Tracking the Paris goals – indicators for progress
A new method developed with MCC participation tracks the progress of climate protection. The bottom line: The 2°C target might still be achieved—but there are reasons for concern.
With the new president in the White House, the climate debate is facing tough times, even if the great majority of the national community is still committed to the ambitious climate goals of the Paris Agreement. So far, a suitable method is still missing for verifying whether countries are on track to meet their emission reduction pledges. Sabine Fuss, a working group leader at the Mercator Research Institute on Global Commons and Climate Change (MCC), alongside other researchers of the Global Carbon Project have set out to address this very problem.
Their research results are presented in the article “Key indicators to track current progress and future ambition of the Paris Agreement” published in the journal Nature Climate Change.
As announced by the Global Carbon Project last November, global emissions growth has stagnated over the past three years, albeit emissions remain at a record high level. However, “To reach the climate goals of the Paris Agreement, CO2 emissions would have to be drastically reduced in the near future,” says Fuss. “The goal must be to reduce net emissions to zero.” Yet, this will only be possible through the use of new technologies, such as carbon capture and storage (CCS). In combination with bioenergy, this can even remove carbon dioxide from the atmosphere.
For these reasons, it is important to know which milestones of the Agreement have been achieved so far and which obstacles still lie ahead. In their study, the authors developed a method that can be used to track different national emissions pledges and thus global progress toward reaching the objectives of the Paris Agreement. The methodology is based on different components which, comprising interconnected indicators, can be measured.
Using the method, the study then analyzed and differentiated the slowdown in emissions growth in detail. For example, the progress made in the EU can be partially attributed to the rising share of renewables, while that of the United States is due to its partial switch from coal to the more climate-friendly natural gas and renewable energy. Both the EU and US have lower economic growth than a decade ago, which has led to lower energy consumption than otherwise.
In China, the stagnation of emissions growth over the last three years can be linked to a decline in coal consumption. In the latter case, however, the decline in coal use is the result of economic factors. “In particular the energy-intensive cement and steel sectors emitted less during this period,” says Fuss, who also warns that “a new economic boom could easily bring back rising emission rates.”
Glen Peters, Senior Researcher at the Center for International Climate and Environmental Research in Oslo (CICERO), and lead author for the study said: “The rapid deployment of wind and solar is starting to have an effect globally, and in key players such as China, the U.S., and the European Union. The challenge is to substantially accelerate the new additions of wind and solar, and find solutions for effectively integrating these into existing electricity networks.”

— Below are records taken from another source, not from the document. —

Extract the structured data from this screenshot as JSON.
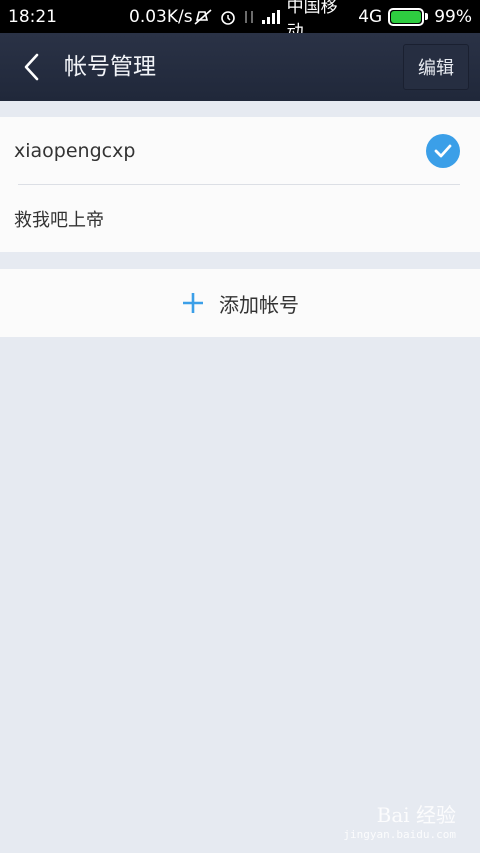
{
  "status_bar": {
    "time": "18:21",
    "speed": "0.03K/s",
    "carrier": "中国移动",
    "network": "4G",
    "battery": "99%",
    "icons": [
      "mute-icon",
      "alarm-icon",
      "data-arrows-icon",
      "signal-icon",
      "battery-icon"
    ]
  },
  "app_bar": {
    "title": "帐号管理",
    "edit_label": "编辑",
    "back_icon": "chevron-left-icon"
  },
  "accounts": [
    {
      "name": "xiaopengcxp",
      "selected": true
    },
    {
      "name": "救我吧上帝",
      "selected": false
    }
  ],
  "add_account": {
    "label": "添加帐号",
    "icon": "plus-icon"
  },
  "watermark": {
    "text": "Bai 经验",
    "sub": "jingyan.baidu.com"
  },
  "colors": {
    "accent": "#3b9fe8",
    "app_bar": "#262e41",
    "background": "#e6eaf1"
  }
}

Looking to the future, the authors advocate monitoring the technologies proposed for the two-degree scenarios. One key technology is carbon capture and storage (CCS), in other words, the compression and storage of carbon dioxide in the ground. Fuss adds: “CCS will need to make significant progress, soon. If not, the rate of expansion of renewable energies will still be too low.”